A Point Between is a perfect example of intermingling disciplines. Abe Pazos’ remarkable cover draws us in, creating intrigue before a single note is played. The music of Floating Spectrum (Mei-Fang Liau) sounds exactly like the art, or vice versa: swirling, generative, open to interpretation. In turn, her music was inspired by a dance performance centered on the cyclical nature of the seasons and its corresponding human emotions. Released on the cusp of autumn, the album is situated at the tipping point of human response. Whether we celebrate the new season or dread it, we can’t help but react in some fashion. Even deeper, the artist created some of her own instruments, as well as “a generative sound system that turns visual data into sound.” She echoes nature’s creation in metal and patch.
While the music is synthesized, it possesses organic characteristics, apparent in the underlying crunch of “Rising Tide, Nourished Soil.” Together, the sines and creaks create an impression of plodding plant growth accompanied by the munching of voracious insects. With no breaks between tracks, the album is allowed to progress as a suite, sometimes pounding, sometimes swaying. “Inner Island” pounds like a giant whose realizes his golden goose has been stolen, stopping at the midway point to listen and look around. But don’t be fooled by the beat; any body movement would be like dancing in glue.
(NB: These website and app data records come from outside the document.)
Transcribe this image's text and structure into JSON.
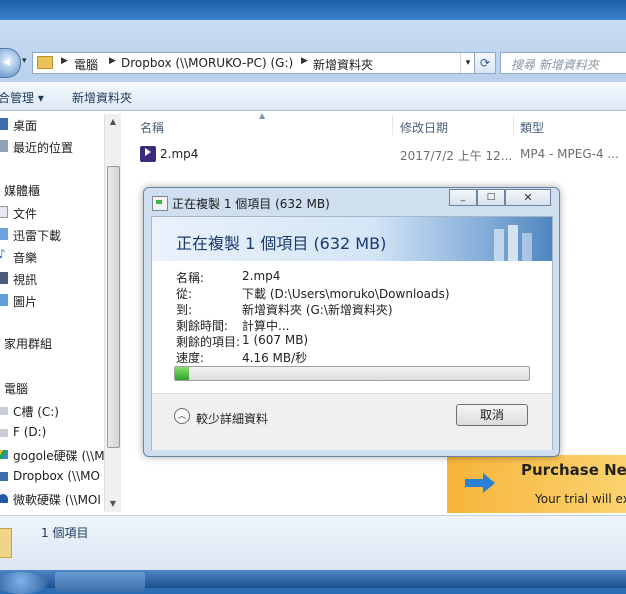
{
  "address_bar": {
    "crumbs": [
      "電腦",
      "Dropbox (\\\\MORUKO-PC) (G:)",
      "新增資料夾"
    ]
  },
  "search": {
    "placeholder": "搜尋 新增資料夾"
  },
  "toolbar": {
    "organize": "組合管理 ▾",
    "new_folder": "新增資料夾"
  },
  "sidebar": {
    "favorites": [
      "桌面",
      "最近的位置"
    ],
    "libraries_title": "媒體櫃",
    "libraries": [
      "文件",
      "迅雷下載",
      "音樂",
      "視訊",
      "圖片"
    ],
    "homegroup": "家用群組",
    "computer_title": "電腦",
    "drives": [
      "C槽 (C:)",
      "F (D:)",
      "gogole硬碟 (\\\\MO",
      "Dropbox (\\\\MO",
      "微軟硬碟 (\\\\MOI"
    ]
  },
  "columns": {
    "name": "名稱",
    "date": "修改日期",
    "type": "類型"
  },
  "files": [
    {
      "name": "2.mp4",
      "date": "2017/7/2 上午 12...",
      "type": "MP4 - MPEG-4 ..."
    }
  ],
  "status": {
    "count": "1 個項目"
  },
  "ad": {
    "title": "Purchase Neth",
    "text": "Your trial will exp"
  },
  "dialog": {
    "title": "正在複製 1 個項目 (632 MB)",
    "heading": "正在複製 1 個項目 (632 MB)",
    "labels": {
      "name": "名稱:",
      "from": "從:",
      "to": "到:",
      "time_left": "剩餘時間:",
      "items_left": "剩餘的項目:",
      "speed": "速度:"
    },
    "values": {
      "name": "2.mp4",
      "from": "下載 (D:\\Users\\moruko\\Downloads)",
      "to": "新增資料夾 (G:\\新增資料夾)",
      "time_left": "計算中...",
      "items_left": "1 (607 MB)",
      "speed": "4.16 MB/秒"
    },
    "progress": 0.04,
    "less_details": "較少詳細資料",
    "cancel": "取消"
  }
}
What are the emotions of this new season? Fear, delight, resignation, celebration? Liau captures all in turn. Whenever that beat returns, it pushes the album forward; whenever it retreats, the music settles back to the swirl. One is reminded that when the leaves fall, the trees look barren, but the purpose of shedding is to protect the trunk. Season, emotion and music converge at a point between. By existing at simultaneous crossroads, Floating Spectrum underlines the tension that can only be resolved by accepting that no one, and nothing, is “just one thing.” (Richard Allen)